In studies that looked at walkers’ wellbeing when they returned from a woodland stroll, they were found to have lower blood pressure and fewer adrenaline-triggered stress hormones. One of the intriguing reasons for this is the antibacterial phytoncides we breathe in in a forest.

Plants – particularly pine trees – emit large amounts of these airborne particles that encourage your immune system’s defenses. They also relax your parasympathetic nervous system, thereby reducing stress hormones.

Try a forest meditation:

Spending time among trees gives the cognitive portion of your brain a break from the drain of multi-tasking. When your mind overloads, it can cause attention fatigue. This makes it difficult to focus.

However, you can help your brain to refresh by practising a little ‘forest meditation’. Notice the sounds, smells and sights of the forest, while allowing your inner dialogue to fall silent.

how nature benefits mental health and wellbeing

Wellness benefits of walking in nature parks

Don’t under-estimate the power of the park! Even the smallest nugget of nature can unleash serious benefits to those who make time for it. Simply being in green spaces – in fact just looking out of a window at a natural scene – can diminish stress and boost memory and concentration.

Researchers from the University of Michigan found that students performed better in memory and attention tests after they took a walk in a park, compared to those who walked through the city streets.

In a Finnish study, city dwellers who strolled for 20 minutes through an urban park reported significantly more relaxation than those who strolled in a city centre. If you live in an urban area, try tweaking your daily habits so you consciously seek out nature more. You could vary your commute so you walk through a park, seek out routes with trees, and enjoy the natural (or otherwise) sounds around you.
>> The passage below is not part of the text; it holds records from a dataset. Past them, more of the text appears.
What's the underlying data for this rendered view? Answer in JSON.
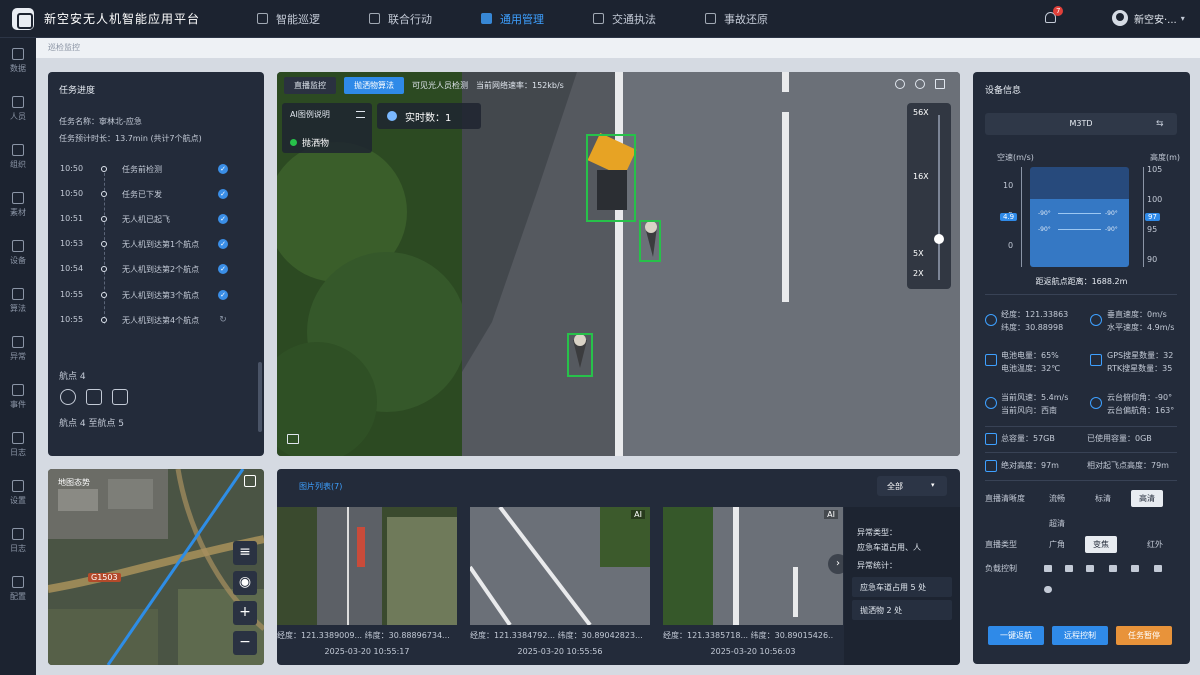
{
  "app": {
    "title": "新空安无人机智能应用平台"
  },
  "nav": {
    "tabs": [
      {
        "label": "智能巡逻",
        "icon": "shield-icon"
      },
      {
        "label": "联合行动",
        "icon": "briefcase-icon"
      },
      {
        "label": "通用管理",
        "icon": "grid-icon"
      },
      {
        "label": "交通执法",
        "icon": "clipboard-icon"
      },
      {
        "label": "事故还原",
        "icon": "car-icon"
      }
    ]
  },
  "header": {
    "notification_count": "7",
    "user_name": "新空安·...",
    "caret": "▾"
  },
  "rail": {
    "items": [
      {
        "label": "数据",
        "icon": "monitor-icon"
      },
      {
        "label": "人员",
        "icon": "person-icon"
      },
      {
        "label": "组织",
        "icon": "org-icon"
      },
      {
        "label": "素材",
        "icon": "image-icon"
      },
      {
        "label": "设备",
        "icon": "device-icon"
      },
      {
        "label": "算法",
        "icon": "algorithm-icon"
      },
      {
        "label": "异常",
        "icon": "alert-icon"
      },
      {
        "label": "事件",
        "icon": "calendar-icon"
      },
      {
        "label": "日志",
        "icon": "doc-icon"
      },
      {
        "label": "设置",
        "icon": "gear-icon"
      },
      {
        "label": "日志",
        "icon": "list-icon"
      },
      {
        "label": "配置",
        "icon": "config-icon"
      }
    ]
  },
  "breadcrumb": "巡检监控",
  "task": {
    "title": "任务进度",
    "name": "任务名称：寧林北-应急",
    "duration": "任务预计时长：13.7min (共计7个航点)",
    "timeline": [
      {
        "time": "10:50",
        "label": "任务前检测",
        "done": true
      },
      {
        "time": "10:50",
        "label": "任务已下发",
        "done": true
      },
      {
        "time": "10:51",
        "label": "无人机已起飞",
        "done": true
      },
      {
        "time": "10:53",
        "label": "无人机到达第1个航点",
        "done": true
      },
      {
        "time": "10:54",
        "label": "无人机到达第2个航点",
        "done": true
      },
      {
        "time": "10:55",
        "label": "无人机到达第3个航点",
        "done": true
      },
      {
        "time": "10:55",
        "label": "无人机到达第4个航点",
        "done": false
      }
    ],
    "check_mark": "✓",
    "pending_mark": "↻",
    "waypoint_title": "航点 4",
    "waypoint_sub": "航点 4 至航点 5"
  },
  "map": {
    "title": "地图态势",
    "road_tag": "G1503",
    "zoom_in": "+",
    "zoom_out": "−",
    "layers": "≡",
    "eye": "◉"
  },
  "video": {
    "tabs": [
      "直播监控",
      "抛洒物算法"
    ],
    "active_tab": 1,
    "infrared": "可见光人员检测",
    "rate": "当前网络速率：152kb/s",
    "ai_title": "AI图例说明",
    "ai_item": "抛洒物",
    "count_label": "实时数：1",
    "zoom": [
      "56X",
      "16X",
      "5X",
      "2X"
    ]
  },
  "images": {
    "title": "图片列表(7)",
    "filter": "全部",
    "ai_tag": "AI",
    "items": [
      {
        "coords": "经度：121.3389009...  纬度：30.88896734...",
        "time": "2025-03-20 10:55:17"
      },
      {
        "coords": "经度：121.3384792...  纬度：30.89042823...",
        "time": "2025-03-20 10:55:56"
      },
      {
        "coords": "经度：121.3385718...  纬度：30.89015426...",
        "time": "2025-03-20 10:56:03"
      }
    ],
    "abnormal_type_label": "异常类型：",
    "abnormal_type_value": "应急车道占用、人",
    "abnormal_stats_label": "异常统计：",
    "stats": [
      "应急车道占用 5 处",
      "抛洒物 2 处"
    ],
    "next": "›"
  },
  "device": {
    "title": "设备信息",
    "model": "M3TD",
    "switch_icon": "⇆",
    "airspeed_label": "空速(m/s)",
    "altitude_label": "高度(m)",
    "speed_ticks": [
      "10",
      "5",
      "0"
    ],
    "speed_value": "4.9",
    "alt_ticks": [
      "105",
      "100",
      "95",
      "90"
    ],
    "alt_value": "97",
    "pitch_labels": [
      "-90°",
      "-90°",
      "-90°",
      "-90°"
    ],
    "distance": "距返航点距离：1688.2m",
    "lon": "经度：121.33863",
    "lat": "纬度：30.88998",
    "vspeed": "垂直速度：0m/s",
    "hspeed": "水平速度：4.9m/s",
    "battery": "电池电量：65%",
    "battery_temp": "电池温度：32℃",
    "gps": "GPS搜星数量：32",
    "rtk": "RTK搜星数量：35",
    "wind_speed": "当前风速：5.4m/s",
    "wind_dir": "当前风向：西南",
    "gimbal_pitch": "云台俯仰角：-90°",
    "gimbal_yaw": "云台偏航角：163°",
    "total_cap": "总容量：57GB",
    "used_cap": "已使用容量：0GB",
    "abs_height": "绝对高度：97m",
    "rel_height": "相对起飞点高度：79m",
    "quality_label": "直播清晰度",
    "quality_opts": [
      "流畅",
      "标清",
      "高清",
      "超清"
    ],
    "quality_selected": 2,
    "type_label": "直播类型",
    "type_opts": [
      "广角",
      "变焦",
      "红外"
    ],
    "type_selected": 1,
    "payload_label": "负载控制",
    "buttons": [
      "一键返航",
      "远程控制",
      "任务暂停"
    ]
  }
}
Benefits of walking barefoot on grass

A grassy park is a great place to kick off your shoes. Walking barefoot maximises sensitivity of the 200,000 nerve endings in your feet. This helps your whole body to function better and encourages you to feel more calm and mindful.

Of course you have to pay more attention if you are barefoot too, so that you don’t step on anything nasty. This means your mind is less likely to wander, making it easier for you to be present in the moment.

how nature benefits mental health and wellbeing

How landscapes in nature benefit your mental health

Big, goosebump-inspiring views make people feel more inclined to help someone in need. This is according to researchers from the University of California. They found that awe – the feeling of being in the presence of something vast that transcends your understanding of the world – leads people to think less of their own entitlement, and more of others.

It may also boost your body’s defence system. Like with the forest bathing study, researchers linked the awe we feel when touched by the beauty of nature with lower levels of inflammatory proteins called cytokines. In turn, this benefits your immune system.

‘The fact that awe, wonder and beauty promote lower levels of cytokines suggests the things we do to experience these emotions – including a walk in nature – have a direct influence upon health and life expectancy,’ says study co-author, psychologist Dacher Keltner.

Try cloud gazing to improve your wellbeing

Being in the hills also gives you the opportunity to look up and cloud gaze. Lie on your back and watch the clouds change and morph above you.

Pretend you’re a child again and flex your imagination, looking for pictures in the clouds. Soft, drifting clouds are also a great focus for some outdoor meditation. Simply watch, notice and join the clouds in their natural state of flow.

More inspiration: Does walking help with anxiety? Benefits of ecotherapy

Words: Cathy Struthers | Images: Shutterstock